KOSOVSKA MITROVICA, Yugoslavia, Feb 6, 2000 -- (Reuters) NATO-led peacekeepers clashed with ethnic Albanians for the second day running on Saturday in an upsurge of violence in Kosovo.
Witnesses said French peacekeeping troops wearing riot shields charged at a crowd of around 1,000 Albanians in the ethnically divided town of Mitrovica, trying to force back protesters who were hurling rocks and bottles.
One demonstrator was carried away, apparently wounded in the clash that took place by a bridge separating Mitrovica into ethnic Albanian and Serb sectors.
The French used tear gas and heavy percussion grenades against the Albanians - protesting at the recent deaths of members of their community who were apparently killed by Serbs.
French forces said six peacekeepers were slightly injured.
Peacekeeping troops used tear gas to scatter a crowd of ethnic Albanians on Friday as well.
Some protesters have accused the NATO-led KFOR peacekeeping force of failing to protect the small Albanian community still living in Serb-dominated north Mitrovica.
The situation calmed after the arrival of the Kosovo Protection Corps, a force formed to provide a new role for former ethnic Albanian guerrillas who fought against Serb rule.
"I'm asking you, please, to go because there is no chance to pass through here," regional KPC commander Rahman Rama told members of the crowd, gesturing towards the bridge behind.
"You are doing this side and the Albanians who live on the other side no good," he said.
Death toll rises to seven
The likely death toll from violence on Thursday night rose to seven when police found the body of an elderly ethnic Albanian woman in her apartment. It appeared she had been shot dead on Thursday evening, the United Nations said.
More than 20 people were wounded in Thursday's clashes, which took place mainly in north Mitrovica.

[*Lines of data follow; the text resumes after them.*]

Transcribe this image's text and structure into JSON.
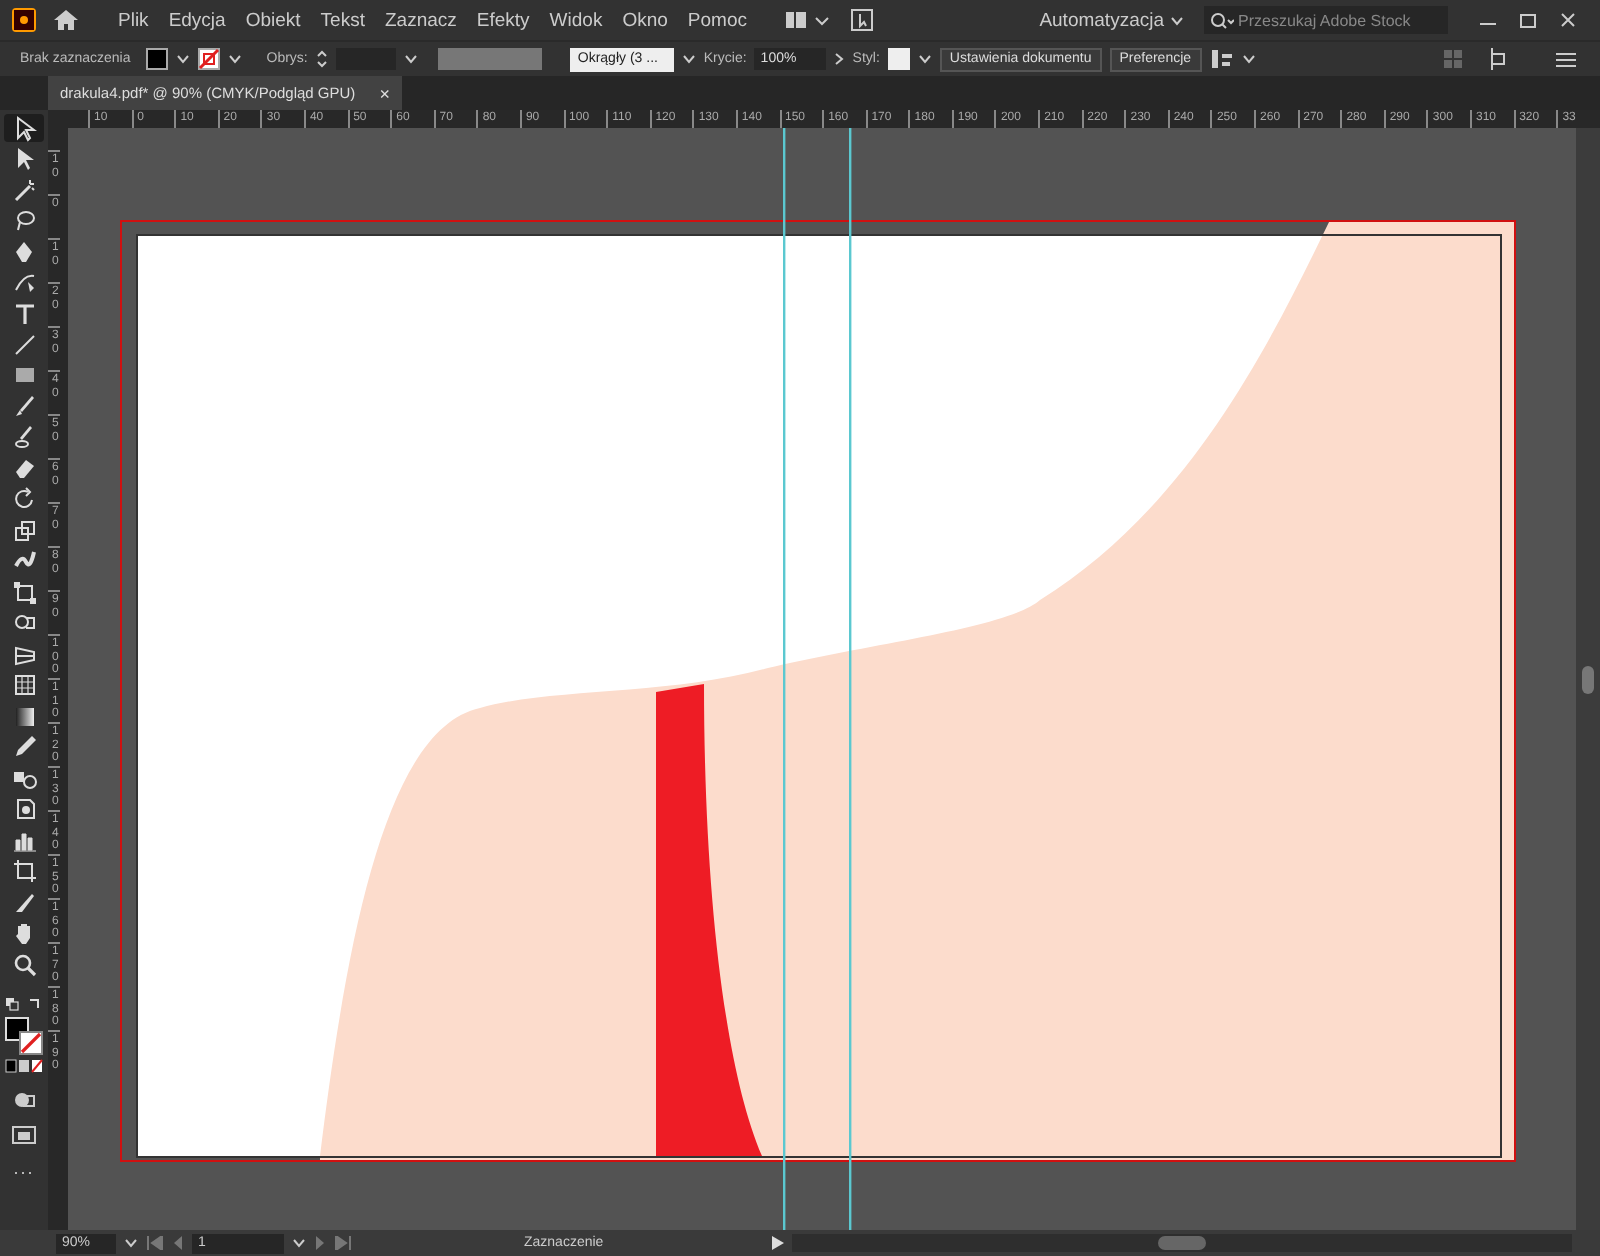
{
  "menu_bar": {
    "items": [
      "Plik",
      "Edycja",
      "Obiekt",
      "Tekst",
      "Zaznacz",
      "Efekty",
      "Widok",
      "Okno",
      "Pomoc"
    ],
    "workspace": "Automatyzacja",
    "search": {
      "placeholder": "Przeszukaj Adobe Stock"
    }
  },
  "control_bar": {
    "selection_label": "Brak zaznaczenia",
    "stroke_label": "Obrys:",
    "brush": "Okrągły (3 ...",
    "opacity_label": "Krycie:",
    "opacity_value": "100%",
    "style_label": "Styl:",
    "buttons": [
      "Ustawienia dokumentu",
      "Preferencje"
    ]
  },
  "document_tab": {
    "title": "drakula4.pdf* @ 90% (CMYK/Podgląd GPU)",
    "close": "×"
  },
  "horizontal_ruler": [
    "10",
    "0",
    "10",
    "20",
    "30",
    "40",
    "50",
    "60",
    "70",
    "80",
    "90",
    "100",
    "110",
    "120",
    "130",
    "140",
    "150",
    "160",
    "170",
    "180",
    "190",
    "200",
    "210",
    "220",
    "230",
    "240",
    "250",
    "260",
    "270",
    "280",
    "290",
    "300",
    "310",
    "320",
    "33"
  ],
  "vertical_ruler": [
    "10",
    "0",
    "10",
    "20",
    "30",
    "40",
    "50",
    "60",
    "70",
    "80",
    "90",
    "100",
    "110",
    "120",
    "130",
    "140",
    "150",
    "160",
    "170",
    "180",
    "190"
  ],
  "toolbar": {
    "tools": [
      {
        "kind": "selection",
        "selected": true
      },
      {
        "kind": "direct",
        "selected": false
      },
      {
        "kind": "wand",
        "selected": false
      },
      {
        "kind": "lasso",
        "selected": false
      },
      {
        "kind": "pen",
        "selected": false
      },
      {
        "kind": "curvature",
        "selected": false
      },
      {
        "kind": "type",
        "selected": false
      },
      {
        "kind": "line",
        "selected": false
      },
      {
        "kind": "rect",
        "selected": false
      },
      {
        "kind": "brush",
        "selected": false
      },
      {
        "kind": "blob",
        "selected": false
      },
      {
        "kind": "eraser",
        "selected": false
      },
      {
        "kind": "rotate",
        "selected": false
      },
      {
        "kind": "scale",
        "selected": false
      },
      {
        "kind": "warp",
        "selected": false
      },
      {
        "kind": "freetransform",
        "selected": false
      },
      {
        "kind": "shapebuilder",
        "selected": false
      },
      {
        "kind": "perspective",
        "selected": false
      },
      {
        "kind": "mesh",
        "selected": false
      },
      {
        "kind": "gradient",
        "selected": false
      },
      {
        "kind": "eyedropper",
        "selected": false
      },
      {
        "kind": "blend",
        "selected": false
      },
      {
        "kind": "symbol",
        "selected": false
      },
      {
        "kind": "graph",
        "selected": false
      },
      {
        "kind": "artboard",
        "selected": false
      },
      {
        "kind": "slice",
        "selected": false
      },
      {
        "kind": "hand",
        "selected": false
      },
      {
        "kind": "zoom",
        "selected": false
      }
    ],
    "more": "..."
  },
  "status_bar": {
    "zoom": "90%",
    "artboard": "1",
    "tool": "Zaznaczenie"
  }
}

Five of the dead were Kosovo Albanians and two were ethnic Turks, international authorities said.
The NATO-led KFOR peacekeeping force earlier on Saturday reported calm overnight in Mitrovica, a flashpoint since the peacekeepers and the United Nations took de facto control of Kosovo in June following 11 weeks of NATO air strikes.
KFOR said that a curfew imposed from Friday night after the deadly clashes the previous evening had been generally effective and the night had passed off without major incidents.

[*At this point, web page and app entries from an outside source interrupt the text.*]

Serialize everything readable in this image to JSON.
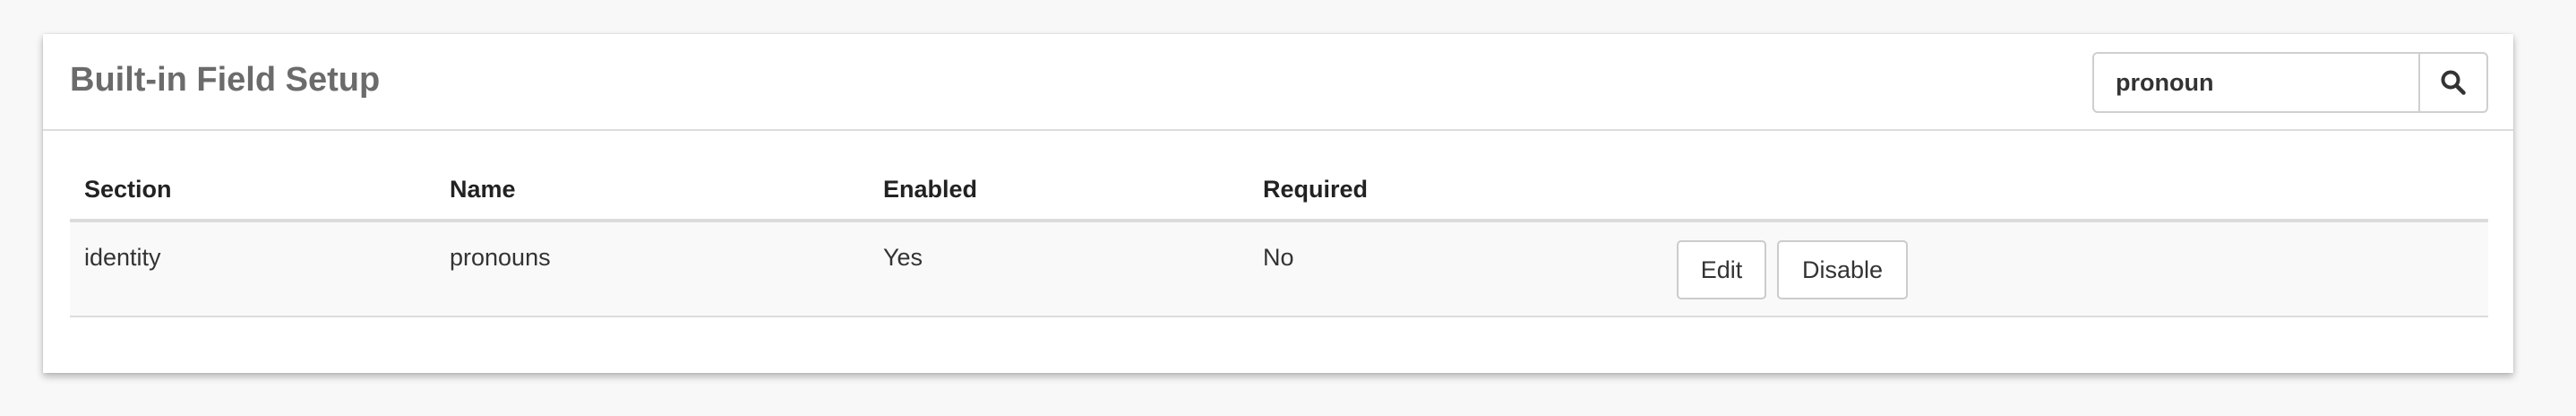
{
  "panel": {
    "title": "Built-in Field Setup"
  },
  "search": {
    "value": "pronoun",
    "icon": "search-icon"
  },
  "table": {
    "columns": [
      "Section",
      "Name",
      "Enabled",
      "Required"
    ],
    "rows": [
      {
        "section": "identity",
        "name": "pronouns",
        "enabled": "Yes",
        "required": "No",
        "actions": {
          "edit_label": "Edit",
          "disable_label": "Disable"
        }
      }
    ]
  }
}
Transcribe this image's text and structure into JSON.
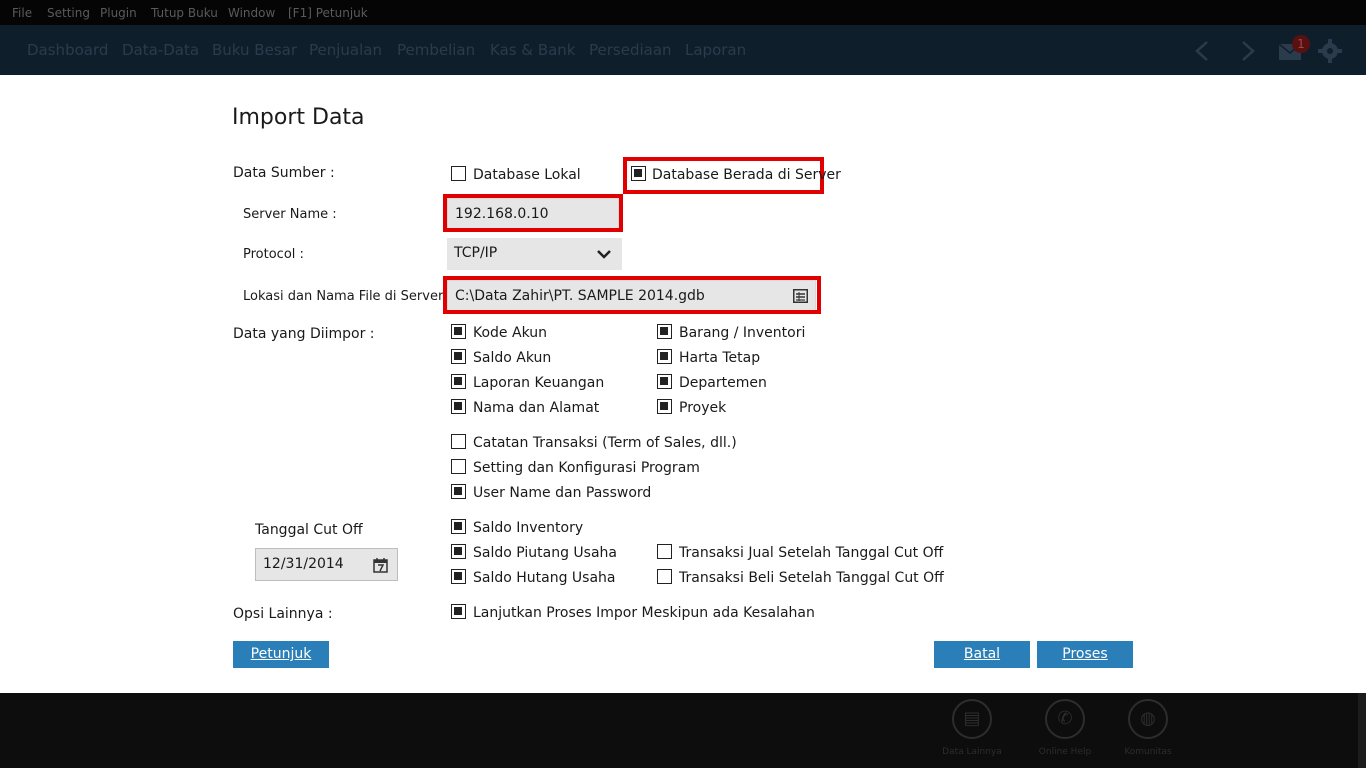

Some Albanian families who felt unsafe for the moment in the northern district had been escorted to the southern side, a spokesman for French forces which patrol the city told Reuters.
He said several dozen families had been transferred, but stressed the measure was only temporary and had been carried out at the request of the families concerned.
"We do this on request because we're here to assure security," said the spokesman, Captain Olivier Saint-Leger.
Albanian leaders in the city have warned of the danger that northern Mitrovica could be "ethnically cleansed" of Albanians as a result of the violence.
The clashes followed hard on the heels of a deadly rocket attack on a U.N. bus carrying Serb civilians in the Mitrovica area on Wednesday. Two Serbs were killed and three wounded.
NATO Secretary-General George Robertson said on Saturday that the level of violence in Kosovo was unacceptable, but people were far better off there than they were a year ago.